The hon. Member for Basingstoke referred to the exclusion powers, and I understand his point. He quoted Mr. Rowe, and accepted that, in other respects, Mr. Rowe's views—and his own—had changed. I am grateful to Mr. Rowe who has, as usual, done a thorough job. It is a fact that on some issues we are bound to take different points of view. It is worth drawing it to the attention of the House that, although he has reported from time to time the view of the police and the security forces in favour of exclusion orders, he has also reported that this is not a unanimous view. I draw to the attention of the House paragraph 29 of his 1995 report, in which he said: 1274The overwhelming majority of port officers gave me the answer that the orders are useful and should be retained. But there was a fair number of officers, of all ranks, who held the opposite view.That is a fact and, in reciting the opposite view, he said:On the other hand, the argument is that in the absence of exclusion, a known and experienced member of an organisation can be noticed at the port, and followed thereafter, and kept under surveillance.
§ Sir Brian Mawhinney
I apologise to the right hon. Gentleman for missing the first few minutes of his reply. Having been in the Chamber since 4 pm, I had gone to get something to eat, so I apologise for missing those first few minutes. He has been talking about detention and the derogation. Can he remind the House how long that derogation still has to run? I am trying to tempt him into speculating whether his legislation will be before the House before that derogation is up, or whether he contemplates having to renew it.
§ Mr. Straw
I was not talking about the derogation that has been entered on the record before the Council of Europe, derogating from the European convention. I was talking about the fact that we have had to repeat that derogation within the body of the Human Rights Bill. It is within that that the derogation will lapse within five years, unless it is renewed under powers given in the Bill. I anticipate that we shall sort this problem out well within the five-year period, including making provisions within article 5(3) for a judicial element in extensions of detention. The right hon. Gentleman was in government for much longer than I have been so far and will be aware of the pressure on parliamentary time. However, it is no great secret that I hope and believe that we should legislate permanently in that field in the next two or three years.

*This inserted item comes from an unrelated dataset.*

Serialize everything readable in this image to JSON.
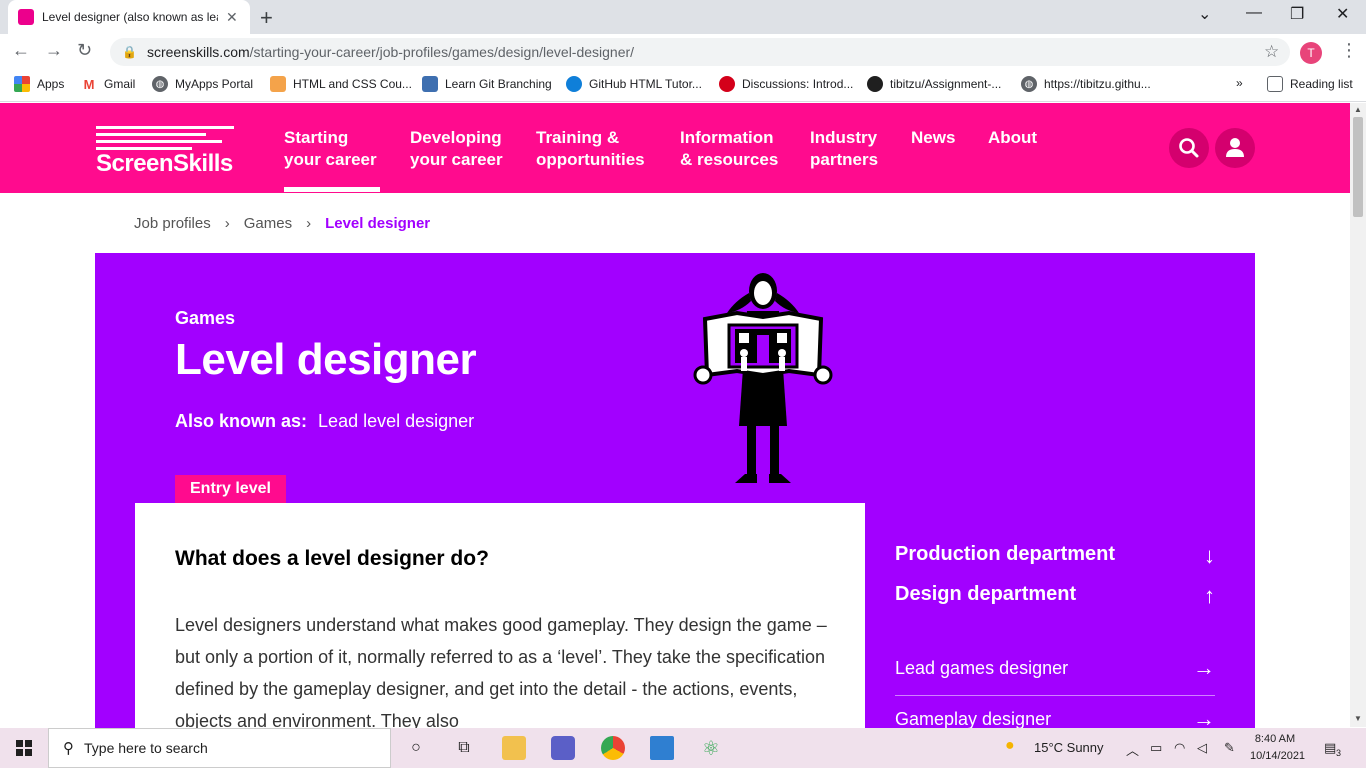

The hon. Member for Basingstoke gently tweaked me for the fact that, in my statement on 30 October, I said that I hoped to publish the consultation document early in the new year. That was being over-optimistic. It is now early in the new year, but I am anxious to publish it in the next two or three months. It is a complicated, but also an important, matter.
I think that I have answered the main specific points that right hon. and hon. Members have raised. My hon. Friend the Member for Wellingborough (Mr. Stinchcombe), in a short but eloquent speech, said that we needed to remember that the greatest fundamental human right was the right to live, free from fear, intimidation and terror. It is the duty of the Government and of the House to secure that fundamental right above all. Without it, no other rights or freedoms can be enjoyed. Against that background, and with that fundamental right in mind, I commend the order.
§ Question put and agreed to.
That the draft Prevention of Terrorism (Temporary Provisions) Act 1989 (Partial Continuance) Order 1998, which was laid before this House on 24th February, be approved.